5.
Process Improvement
5.3. Choosing an experimental design 5.3.3. How do you select an experimental design? 5.3.3.4. Fractional factorial designs


Construction of a 2^{31} half fraction design by staring with a 2^{2} full factorial design 
First note that, mathematically, 2^{31} = 2^{2}.
This gives us the first step, which is to start with a regular
2^{2} full factorial design. That is, we start with the
following design table.


Assign the third factor to the interaction column of a 2^{2} design 
This design has four runs, the right number for a halffraction of a
2^{3}, but there is no column for factor X_{3}. We
need to add a third column to take care of this, and we do it by adding
the X_{1}*X_{2} interaction column. This
column is, as you will recall from full factorial designs, constructed by
multiplying the row entry for X_{1} with that of
X_{2} to obtain the row entry for
X_{1}*X_{2}.


Design table with X_{3} set to X_{1}*X_{2} 
We may now substitute 'X_{3}' in place of
'X_{1}*X_{2}' in this table.


Design table with X_{3} set to X_{1}*X_{2} 
Note that the rows of Table 3.14 give the darkshaded corners of the
design in Figure 3.4. If we had
set X_{3} = X_{1}*X_{2}
as the rule for generating the third column of our 2^{31}
design, we would have obtained:

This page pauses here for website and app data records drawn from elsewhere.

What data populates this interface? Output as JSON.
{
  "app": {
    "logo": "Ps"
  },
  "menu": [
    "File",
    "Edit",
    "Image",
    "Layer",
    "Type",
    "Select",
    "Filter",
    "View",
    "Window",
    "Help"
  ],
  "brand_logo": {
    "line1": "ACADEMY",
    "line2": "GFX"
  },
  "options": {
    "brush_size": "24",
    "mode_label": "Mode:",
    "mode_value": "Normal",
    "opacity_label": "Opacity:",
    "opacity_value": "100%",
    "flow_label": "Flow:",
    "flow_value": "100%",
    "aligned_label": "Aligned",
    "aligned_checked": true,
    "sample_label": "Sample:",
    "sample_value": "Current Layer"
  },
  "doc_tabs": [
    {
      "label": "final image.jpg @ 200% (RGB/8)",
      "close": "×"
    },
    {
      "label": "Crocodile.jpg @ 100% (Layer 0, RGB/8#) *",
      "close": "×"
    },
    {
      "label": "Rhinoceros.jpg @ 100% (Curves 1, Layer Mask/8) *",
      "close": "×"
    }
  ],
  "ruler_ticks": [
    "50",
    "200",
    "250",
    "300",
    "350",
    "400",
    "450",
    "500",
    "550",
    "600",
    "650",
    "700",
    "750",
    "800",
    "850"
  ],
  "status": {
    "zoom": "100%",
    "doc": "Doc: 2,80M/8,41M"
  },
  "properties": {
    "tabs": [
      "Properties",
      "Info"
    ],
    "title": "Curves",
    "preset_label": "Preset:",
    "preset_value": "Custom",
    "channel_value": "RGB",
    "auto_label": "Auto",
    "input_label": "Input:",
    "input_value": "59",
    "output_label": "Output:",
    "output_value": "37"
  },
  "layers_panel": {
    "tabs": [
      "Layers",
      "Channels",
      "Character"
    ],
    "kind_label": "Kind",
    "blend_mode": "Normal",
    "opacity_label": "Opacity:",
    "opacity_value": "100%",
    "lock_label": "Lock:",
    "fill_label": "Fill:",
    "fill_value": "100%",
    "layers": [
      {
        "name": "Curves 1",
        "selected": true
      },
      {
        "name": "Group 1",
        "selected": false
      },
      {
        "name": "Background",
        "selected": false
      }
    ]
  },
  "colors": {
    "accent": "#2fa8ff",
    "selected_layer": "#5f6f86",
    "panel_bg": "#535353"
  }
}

Main effect estimates from fractional factorial not as good as full factorial  This design gives the lightshaded corners of the box of Figure 3.4. Both 2^{31} designs that we have generated are equally good, and both save half the number of runs over the original 2^{3} full factorial design. If c_{1}, c_{2}, and c_{3} are our estimates of the main effects for the factors X_{1}, X_{2}, X_{3} (i.e., the difference in the response due to going from "low" to "high" for an effect), then the precision of the estimates c_{1}, c_{2}, and c_{3} are not quite as good as for the full 8run factorial because we only have four observations to construct the averages instead of eight; this is one price we have to pay for using fewer runs.  
Example  Example: For the 'Pressure (P), Table speed (T), and Down force (D)' design situation of the previous example, here's a replicated 2^{31} in randomized run order, with five centerpoint runs ('000') interspersed among the runs. This design table was constructed using the technique discussed above, with D = P*T.  
Design table for the example